This grant—and great project—would have probably been better directed to the parents of the homeless children, as getting the homeless involved in cleaning up public space has proven to be a valuable tool for getting people out of homelessness and into a more productive life, as we noted in our policy suggestion in our 2005 research report, The American River Parkway Lower Reach Area: A Corroded Crown Jewel; Restoring the Luster, A Conceptual and Policy Primer (pp. 34-36)
An excerpt from the Sacramento Bee article.
“Not long ago, they were homeless, though they don't much like to talk about that.
“Now a group of young people who live with their families at Serna Village – a housing program at McClellan Park – have decided to help spruce up the American River Parkway.
“Their first step was simply to pick up trash along a one-mile stretch of the river.
“Then they received an $8,000 grant from the parkway foundation to build a family-friendly picnic site at Tiscornia Park, a county park across the Jibboom Street Bridge from Discovery Park.

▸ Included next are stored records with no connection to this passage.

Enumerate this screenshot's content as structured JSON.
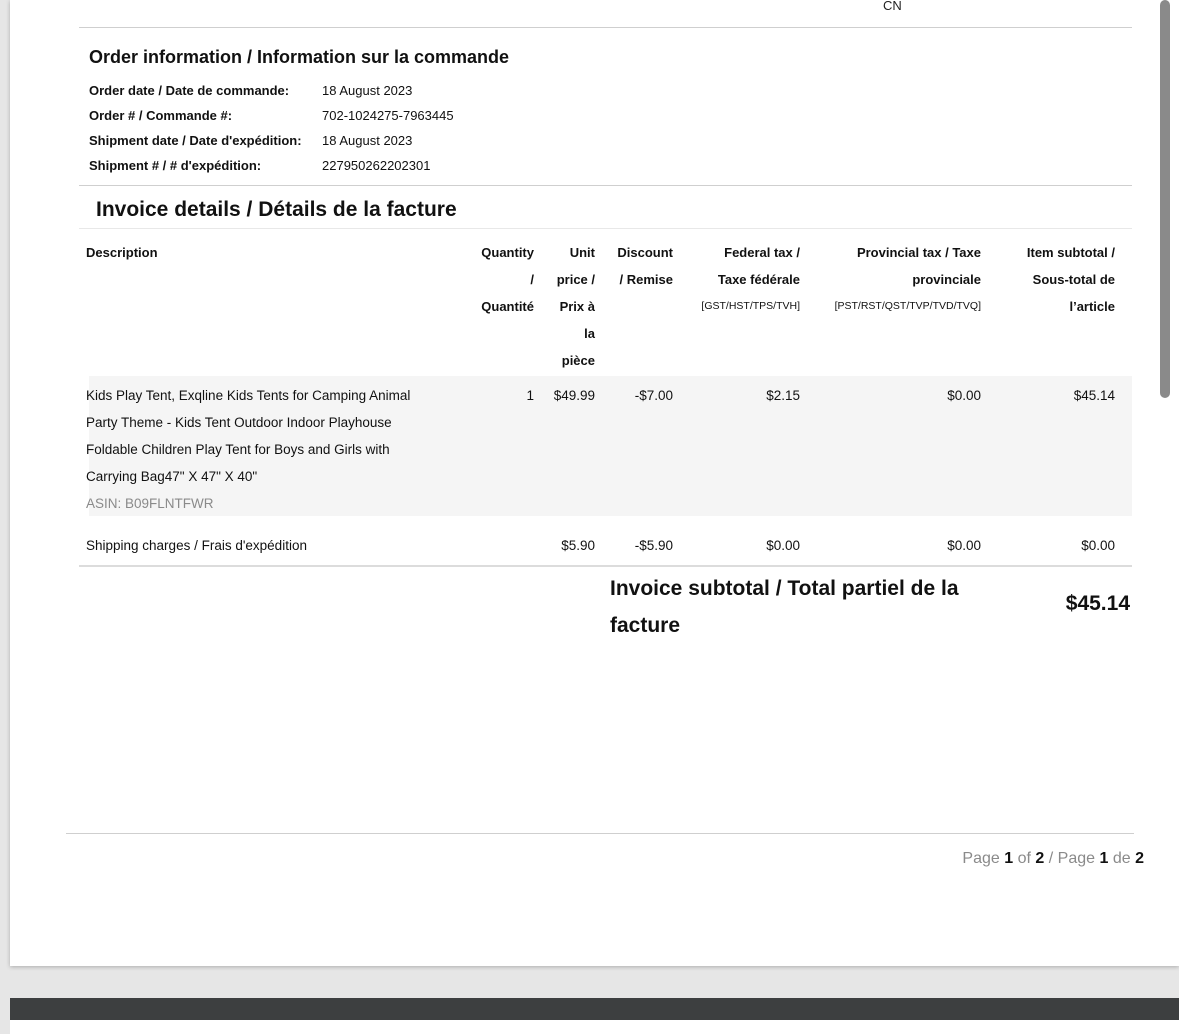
{
  "top": {
    "country_code": "CN"
  },
  "order_info": {
    "heading": "Order information / Information sur la commande",
    "rows": [
      {
        "label": "Order date / Date de commande:",
        "value": "18 August 2023"
      },
      {
        "label": "Order # / Commande #:",
        "value": "702-1024275-7963445"
      },
      {
        "label": "Shipment date / Date d'expédition:",
        "value": "18 August 2023"
      },
      {
        "label": "Shipment # / # d'expédition:",
        "value": "227950262202301"
      }
    ]
  },
  "invoice": {
    "heading": "Invoice details / Détails de la facture",
    "columns": {
      "description": "Description",
      "qty": [
        "Quantity",
        "/",
        "Quantité"
      ],
      "unit": [
        "Unit",
        "price /",
        "Prix à",
        "la",
        "pièce"
      ],
      "discount": [
        "Discount",
        "/ Remise"
      ],
      "federal": [
        "Federal tax /",
        "Taxe fédérale",
        "[GST/HST/TPS/TVH]"
      ],
      "provincial": [
        "Provincial tax / Taxe",
        "provinciale",
        "[PST/RST/QST/TVP/TVD/TVQ]"
      ],
      "subtotal": [
        "Item subtotal /",
        "Sous-total de",
        "l’article"
      ]
    },
    "items": [
      {
        "description_lines": [
          "Kids Play Tent, Exqline Kids Tents for Camping Animal",
          "Party Theme - Kids Tent Outdoor Indoor Playhouse",
          "Foldable Children Play Tent for Boys and Girls with",
          "Carrying Bag47\" X 47\" X 40\""
        ],
        "asin": "ASIN: B09FLNTFWR",
        "qty": "1",
        "unit_price": "$49.99",
        "discount": "-$7.00",
        "federal_tax": "$2.15",
        "provincial_tax": "$0.00",
        "subtotal": "$45.14"
      },
      {
        "description": "Shipping charges / Frais d'expédition",
        "qty": "",
        "unit_price": "$5.90",
        "discount": "-$5.90",
        "federal_tax": "$0.00",
        "provincial_tax": "$0.00",
        "subtotal": "$0.00"
      }
    ],
    "subtotal_label_lines": [
      "Invoice subtotal / Total partiel de la",
      "facture"
    ],
    "subtotal_value": "$45.14"
  },
  "pager": {
    "page_word": "Page",
    "current": "1",
    "of_word": "of",
    "total": "2",
    "sep": "/",
    "page_word_fr": "Page",
    "current_fr": "1",
    "de_word": "de",
    "total_fr": "2"
  }
}
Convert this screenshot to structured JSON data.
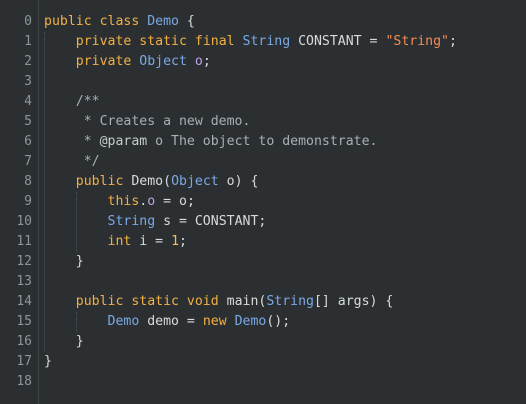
{
  "editor": {
    "line_numbers": [
      "0",
      "1",
      "2",
      "3",
      "4",
      "5",
      "6",
      "7",
      "8",
      "9",
      "10",
      "11",
      "12",
      "13",
      "14",
      "15",
      "16",
      "17",
      "18"
    ],
    "lines": [
      [
        {
          "t": "public ",
          "c": "kw"
        },
        {
          "t": "class ",
          "c": "kw"
        },
        {
          "t": "Demo",
          "c": "ty"
        },
        {
          "t": " {",
          "c": ""
        }
      ],
      [
        {
          "t": "    ",
          "c": ""
        },
        {
          "t": "private ",
          "c": "kw"
        },
        {
          "t": "static ",
          "c": "kw"
        },
        {
          "t": "final ",
          "c": "kw"
        },
        {
          "t": "String",
          "c": "ty"
        },
        {
          "t": " CONSTANT = ",
          "c": ""
        },
        {
          "t": "\"String\"",
          "c": "str"
        },
        {
          "t": ";",
          "c": ""
        }
      ],
      [
        {
          "t": "    ",
          "c": ""
        },
        {
          "t": "private ",
          "c": "kw"
        },
        {
          "t": "Object",
          "c": "ty"
        },
        {
          "t": " ",
          "c": ""
        },
        {
          "t": "o",
          "c": "fld"
        },
        {
          "t": ";",
          "c": ""
        }
      ],
      [],
      [
        {
          "t": "    ",
          "c": ""
        },
        {
          "t": "/**",
          "c": "com"
        }
      ],
      [
        {
          "t": "     ",
          "c": ""
        },
        {
          "t": "* Creates a new demo.",
          "c": "com"
        }
      ],
      [
        {
          "t": "     ",
          "c": ""
        },
        {
          "t": "* ",
          "c": "com"
        },
        {
          "t": "@param",
          "c": "dim"
        },
        {
          "t": " o The object to demonstrate.",
          "c": "com"
        }
      ],
      [
        {
          "t": "     ",
          "c": ""
        },
        {
          "t": "*/",
          "c": "com"
        }
      ],
      [
        {
          "t": "    ",
          "c": ""
        },
        {
          "t": "public ",
          "c": "kw"
        },
        {
          "t": "Demo",
          "c": ""
        },
        {
          "t": "(",
          "c": ""
        },
        {
          "t": "Object",
          "c": "ty"
        },
        {
          "t": " o) {",
          "c": ""
        }
      ],
      [
        {
          "t": "        ",
          "c": ""
        },
        {
          "t": "this",
          "c": "kw"
        },
        {
          "t": ".",
          "c": ""
        },
        {
          "t": "o",
          "c": "fld"
        },
        {
          "t": " = o;",
          "c": ""
        }
      ],
      [
        {
          "t": "        ",
          "c": ""
        },
        {
          "t": "String",
          "c": "ty"
        },
        {
          "t": " s = CONSTANT;",
          "c": ""
        }
      ],
      [
        {
          "t": "        ",
          "c": ""
        },
        {
          "t": "int",
          "c": "kw"
        },
        {
          "t": " i = ",
          "c": ""
        },
        {
          "t": "1",
          "c": "num"
        },
        {
          "t": ";",
          "c": ""
        }
      ],
      [
        {
          "t": "    }",
          "c": ""
        }
      ],
      [],
      [
        {
          "t": "    ",
          "c": ""
        },
        {
          "t": "public ",
          "c": "kw"
        },
        {
          "t": "static ",
          "c": "kw"
        },
        {
          "t": "void ",
          "c": "kw"
        },
        {
          "t": "main(",
          "c": ""
        },
        {
          "t": "String",
          "c": "ty"
        },
        {
          "t": "[] args) {",
          "c": ""
        }
      ],
      [
        {
          "t": "        ",
          "c": ""
        },
        {
          "t": "Demo",
          "c": "ty"
        },
        {
          "t": " demo = ",
          "c": ""
        },
        {
          "t": "new ",
          "c": "kw"
        },
        {
          "t": "Demo",
          "c": "ty"
        },
        {
          "t": "();",
          "c": ""
        }
      ],
      [
        {
          "t": "    }",
          "c": ""
        }
      ],
      [
        {
          "t": "}",
          "c": ""
        }
      ],
      []
    ],
    "colors": {
      "background": "#2b2f31",
      "keyword": "#f2b043",
      "type": "#7aa9e6",
      "string": "#f38c52",
      "comment": "#a7b0b3"
    }
  }
}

“Working with the county's Regional Parks Department and Teichert Construction, they plan to pour cement slabs, build wheelchair-accessible walkways and install a picnic table and ash pit. The project is scheduled to be finished in November.”